Viktor Vakhstein is a professor at the Moscow Higher School of Social and Economic Sciences, Dean of the Philosophical and Sociological Faculty of the Russian Presidential Academy of National Economy and Public Administration, editor-in-chief of the Sociology of Power journal.
– How can computer games come to the attention of sociologists? What could be of interest to sociologists?
– It is important to understand what we generally call a game – and a computer game in particular. In natural language, the language of common sense, the concept of “computer game” is more or less clear to us, we use it, and no one bothers that this class of concepts includes Tetris and “Prince of Persia”, and Second Life and World of Warcraft ( perhaps the two most studied games of the last decade). But any sociological research begins with a criticism of natural language, and a sociologist cannot simply use the term “computer game” without subjecting the very object of his study to conceptualization, that is, without giving it meaning within the language of his discipline.
Actually, interdisciplinary fields like game studies are a collection of such conceptualizations. For example, there is a well-developed direction – the economics of computer games. There are studies of how financial flows circulate in Second Life or World of Warcraft, as if these games were countries with their own macro and micro economic indicators. Or the narratology of computer games, which describes them from the point of view of a narrative, a scenario, as if the game were an artistic text. Cultural studies are interested in the place of games in popular culture; for example, there is a tradition of criticizing computer games in the spirit of the neo-Marxist Frankfurt school.
I and other people in microsociology, phenomenology, or frame analysis are interested in exploring game worlds. That is, the world of a computer game as a special closed world of meanings, which has its own logic, its own ethics, its own common sense, different from the common sense of a person on the street. Such a world is a kind of alternative everyday life. And the question in our research field is posed as follows: how can the events of everyday life be transposed, that is, transferred, into a computer game and how these two events – in a game and in a non-game – are related to each other, how the border between them is established and destroyed …
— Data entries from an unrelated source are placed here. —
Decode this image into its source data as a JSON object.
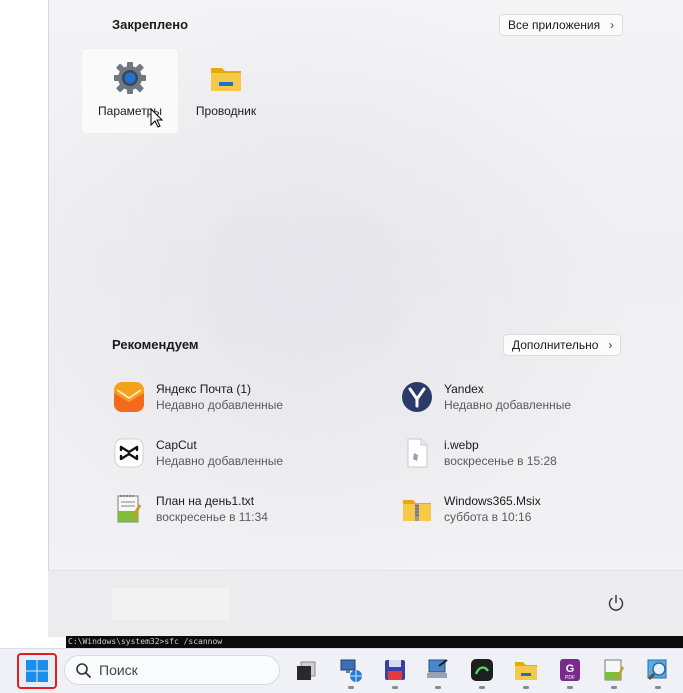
{
  "start_menu": {
    "pinned": {
      "title": "Закреплено",
      "all_apps_label": "Все приложения",
      "items": [
        {
          "label": "Параметры",
          "icon": "settings-gear-icon"
        },
        {
          "label": "Проводник",
          "icon": "file-explorer-folder-icon"
        }
      ]
    },
    "recommended": {
      "title": "Рекомендуем",
      "more_label": "Дополнительно",
      "items": [
        {
          "title": "Яндекс Почта (1)",
          "subtitle": "Недавно добавленные",
          "icon": "yandex-mail-icon"
        },
        {
          "title": "Yandex",
          "subtitle": "Недавно добавленные",
          "icon": "yandex-browser-icon"
        },
        {
          "title": "CapCut",
          "subtitle": "Недавно добавленные",
          "icon": "capcut-icon"
        },
        {
          "title": "i.webp",
          "subtitle": "воскресенье в 15:28",
          "icon": "webp-file-icon"
        },
        {
          "title": "План на день1.txt",
          "subtitle": "воскресенье в 11:34",
          "icon": "notepad-file-icon"
        },
        {
          "title": "Windows365.Msix",
          "subtitle": "суббота в 10:16",
          "icon": "zip-folder-icon"
        }
      ]
    }
  },
  "console_text": "C:\\Windows\\system32>sfc /scannow",
  "taskbar": {
    "search_placeholder": "Поиск",
    "icons": [
      "task-view-icon",
      "network-computer-icon",
      "floppy-save-icon",
      "remote-pc-icon",
      "terminal-app-icon",
      "file-explorer-icon",
      "pdf-app-icon",
      "notepad-icon",
      "image-search-icon"
    ]
  },
  "colors": {
    "accent": "#0067c0",
    "start_highlight": "#e02020",
    "folder": "#f5c518"
  }
}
The last research I read on this topic was about augmented reality games. Let’s say players have an application installed on their smartphones and they need to physically get to some point in space, transfer artifacts to each other, participate in battles with other teams, squeezing out pieces of physical space for themselves. And sociologist Konstantin Glazkov describes how the perception of the urban environment begins to transform when an application on your smartphone becomes a tool for coding it, experiencing and living.
– That is, as a sociologist, actions in a game will be viewed with the same basis as in life?
– My field, the sociology of everyday life, at first glance, is associated only with the study of the interaction of people in specific material circumstances. For example, here we are sitting and talking to each other. But let’s say you, like in the movie “A Beautiful Mind”, are talking with imaginary friends – will this be a social interaction? Yes, it’s just the interaction in quotes. And from this point of view, interactions in computer games are also second-order social interactions, interactions in quotes.
Here the sociological theory of Alfred Schutz about the plurality of worlds comes to our aid. According to Shuts, theater, madness, religious revelation, even sociological theory are independent autonomous worlds that are located on a scale, one pole of which is the world of everyday life, and the other is the world of dreams. Each of these worlds has its own rules, but at the same time, interactions occurring in other worlds or in everyday life can be displayed in them. A striking example is the augmented reality games mentioned. Or the situation when the US authorities investigate the activities of the casino in the Second Life game, treating it as real (if you can lose real, non-fictional money in a fictional, virtual world, this world automatically becomes real for the federal authorities). And it is these transference mechanisms that the sociologist will study.
World exploration began long before computer games, in the 19th century, and was driven by legal precedents, the most famous of which is the so-called M’Naught case. This is the case of the assassination of the British Prime Minister’s secretary by the Scots Daniel M’Naught, who was possessed by a persecution mania and believed that the Prime Minister initiated the hunt for him personally. Then the question arose before the lawyers: in what cases should the defendant still be held accountable for his crime, despite the fact that his reason is darkened? The judges came to the conclusion that it is worth evaluating a person’s actions as if all his delusions caused by the disease were real facts: if a madman imagined that he was defending himself, he must be declared innocent, and if he believed that he was taking revenge, on the contrary. Half a century after the M’Naught affair, philosopher William James pondered how the rationality and sociality of our daily lives are transposed into the world of the mentally ill’s imaginary events.